Bloomberg Anywhere Remote Login Bloomberg Terminal Demo Request


Connecting decision makers to a dynamic network of information, people and ideas, Bloomberg quickly and accurately delivers business and financial information, news and insight around the world.


Financial Products

Enterprise Products


Customer Support

  • Americas

    +1 212 318 2000

  • Europe, Middle East, & Africa

    +44 20 7330 7500

  • Asia Pacific

    +65 6212 1000


Industry Products

Media Services

Follow Us

U.S. 30-Year Mortgage Rate Falls Below 4% for First Time

30-Year Mortgage Rates in U.S. Fall Below 4%
Shelley Mitchiner, a real estate broker for Team Marti Re/Max One Realty, left, shows Sharon Willard an existing home for sale in Raleigh, North Carolina. Photographer: Jim R. Bounds/Bloomberg

Mortgage rates in the U.S. fell, sending longer-term borrowing costs below 4 percent for the first time on record, as stricter credit standards and the slowing economy hold back a housing rebound.

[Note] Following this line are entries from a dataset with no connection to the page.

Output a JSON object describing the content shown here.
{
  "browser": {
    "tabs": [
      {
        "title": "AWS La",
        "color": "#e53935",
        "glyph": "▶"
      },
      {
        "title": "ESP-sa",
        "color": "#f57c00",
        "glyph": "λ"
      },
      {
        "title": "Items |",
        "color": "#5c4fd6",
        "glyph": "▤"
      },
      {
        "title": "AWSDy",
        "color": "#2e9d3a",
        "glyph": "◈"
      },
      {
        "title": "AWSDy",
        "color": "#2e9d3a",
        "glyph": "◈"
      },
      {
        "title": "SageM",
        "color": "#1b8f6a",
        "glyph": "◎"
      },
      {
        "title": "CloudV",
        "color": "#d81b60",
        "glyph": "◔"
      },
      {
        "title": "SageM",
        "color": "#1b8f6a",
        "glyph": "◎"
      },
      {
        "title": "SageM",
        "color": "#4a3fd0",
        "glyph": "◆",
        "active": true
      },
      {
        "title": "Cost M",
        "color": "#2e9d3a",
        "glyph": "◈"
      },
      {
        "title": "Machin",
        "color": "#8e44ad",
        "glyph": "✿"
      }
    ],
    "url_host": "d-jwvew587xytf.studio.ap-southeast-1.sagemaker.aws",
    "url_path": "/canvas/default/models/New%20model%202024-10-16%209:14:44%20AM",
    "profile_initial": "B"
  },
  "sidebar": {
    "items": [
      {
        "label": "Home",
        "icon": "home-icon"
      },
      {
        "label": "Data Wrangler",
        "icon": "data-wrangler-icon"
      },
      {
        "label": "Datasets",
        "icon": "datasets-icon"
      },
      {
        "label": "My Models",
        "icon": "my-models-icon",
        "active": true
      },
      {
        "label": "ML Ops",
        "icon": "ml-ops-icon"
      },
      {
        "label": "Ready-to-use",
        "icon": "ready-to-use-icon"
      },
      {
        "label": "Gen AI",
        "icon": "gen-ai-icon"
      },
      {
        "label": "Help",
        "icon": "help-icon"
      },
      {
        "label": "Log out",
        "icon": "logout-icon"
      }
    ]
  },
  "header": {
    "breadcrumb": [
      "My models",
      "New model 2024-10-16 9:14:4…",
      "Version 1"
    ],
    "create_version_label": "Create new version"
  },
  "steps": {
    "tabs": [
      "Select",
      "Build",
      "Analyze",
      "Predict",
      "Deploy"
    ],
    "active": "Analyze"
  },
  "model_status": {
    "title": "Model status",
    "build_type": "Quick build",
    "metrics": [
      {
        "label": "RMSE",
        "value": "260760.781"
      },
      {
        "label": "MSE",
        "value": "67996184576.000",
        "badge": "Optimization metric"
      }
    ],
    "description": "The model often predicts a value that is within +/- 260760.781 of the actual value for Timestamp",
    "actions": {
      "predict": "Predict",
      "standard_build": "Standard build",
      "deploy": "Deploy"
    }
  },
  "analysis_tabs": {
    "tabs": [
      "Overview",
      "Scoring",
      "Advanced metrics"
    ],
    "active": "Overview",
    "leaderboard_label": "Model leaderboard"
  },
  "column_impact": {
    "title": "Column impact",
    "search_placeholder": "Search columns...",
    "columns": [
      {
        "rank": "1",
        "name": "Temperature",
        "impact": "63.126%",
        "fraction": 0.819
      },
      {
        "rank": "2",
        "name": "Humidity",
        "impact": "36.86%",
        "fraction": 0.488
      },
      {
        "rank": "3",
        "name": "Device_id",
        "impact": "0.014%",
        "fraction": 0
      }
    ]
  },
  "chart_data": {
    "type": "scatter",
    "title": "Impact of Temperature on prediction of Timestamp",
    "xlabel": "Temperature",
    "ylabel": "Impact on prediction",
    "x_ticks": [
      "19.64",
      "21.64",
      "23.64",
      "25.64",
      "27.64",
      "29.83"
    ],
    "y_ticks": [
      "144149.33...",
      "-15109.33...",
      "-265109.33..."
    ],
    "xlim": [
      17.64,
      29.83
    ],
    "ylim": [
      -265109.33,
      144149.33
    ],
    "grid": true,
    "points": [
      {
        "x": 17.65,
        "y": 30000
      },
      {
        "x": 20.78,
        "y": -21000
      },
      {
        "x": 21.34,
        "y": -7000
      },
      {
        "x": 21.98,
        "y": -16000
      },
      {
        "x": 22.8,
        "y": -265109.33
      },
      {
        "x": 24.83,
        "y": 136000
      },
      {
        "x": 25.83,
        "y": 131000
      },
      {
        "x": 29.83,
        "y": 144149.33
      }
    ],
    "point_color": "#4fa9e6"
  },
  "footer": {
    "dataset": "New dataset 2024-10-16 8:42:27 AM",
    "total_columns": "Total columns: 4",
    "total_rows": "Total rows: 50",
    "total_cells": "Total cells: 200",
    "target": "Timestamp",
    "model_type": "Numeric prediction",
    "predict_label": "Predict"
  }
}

The average rate for a 30-year fixed loan dropped to 3.94 percent in the week ended today from 4.01 percent, Freddie Mac said in a statement. That’s the lowest in the McLean, Virginia-based company’s records dating back to 1971. The average 15-year rate declined to 3.26 percent from 3.28 percent last week.

Mortgage rates have tracked a slide in 10-year Treasury yields amid concern that Europe’s debt crisis is worsening and the U.S. economy may slide back into a recession. Low borrowing costs have done little to revitalize the U.S. property market as unemployment sticks above 9 percent, banks tighten credit and home values decline. The Federal Reserve announced a plan last month aimed at bolstering the economy and reducing loan rates further by replacing shorter-term securities in its portfolio with longer-term debt.

“There’s nothing to gloat over,” Sal Guatieri, a senior economist at BMO Capital Markets in Toronto, said in a telephone interview today. “The record low interest rates are a reflection of the times. The U.S. economy is fragile and the global economic headwinds remain brisk.”

Loan Applications

Home-loan applications decreased 4.3 percent in the period ended Sept. 30 from the prior week, according to a Mortgage Bankers Association index. The refinancing gauge dropped 5.2 percent while the purchasing measure fell 0.8 percent, the Washington-based trade group said yesterday.

Mortgage demand may be tested because new loan limits were introduced this week for certain high-priced areas. The 9.1 percent drop in purchase applications for September from the previous month suggests that buyers weren’t rushing to meet the deadline and the limits won’t have a significant impact on borrowing, according to Paul Dales, a senior U.S. economist at Capital Economics Ltd. in Toronto.

The number of contracts to purchase previously owned homes declined 1.2 percent in August, following a 1.3 percent drop the previous month, the National Association of Realtors reported last week. The S&P Case-Shiller index of home values in 20 U.S. cities decreased 4.1 percent in July from a year earlier.

Purchases of new houses fell in August to a six-month low, according to the Commerce Department. The median price slumped 7.7 percent from August 2010, the steepest 12-month drop since July 2009.

Please upgrade your Browser

Your browser is out-of-date. Please download one of these excellent browsers:

Chrome, Firefox, Safari, Opera or Internet Explorer.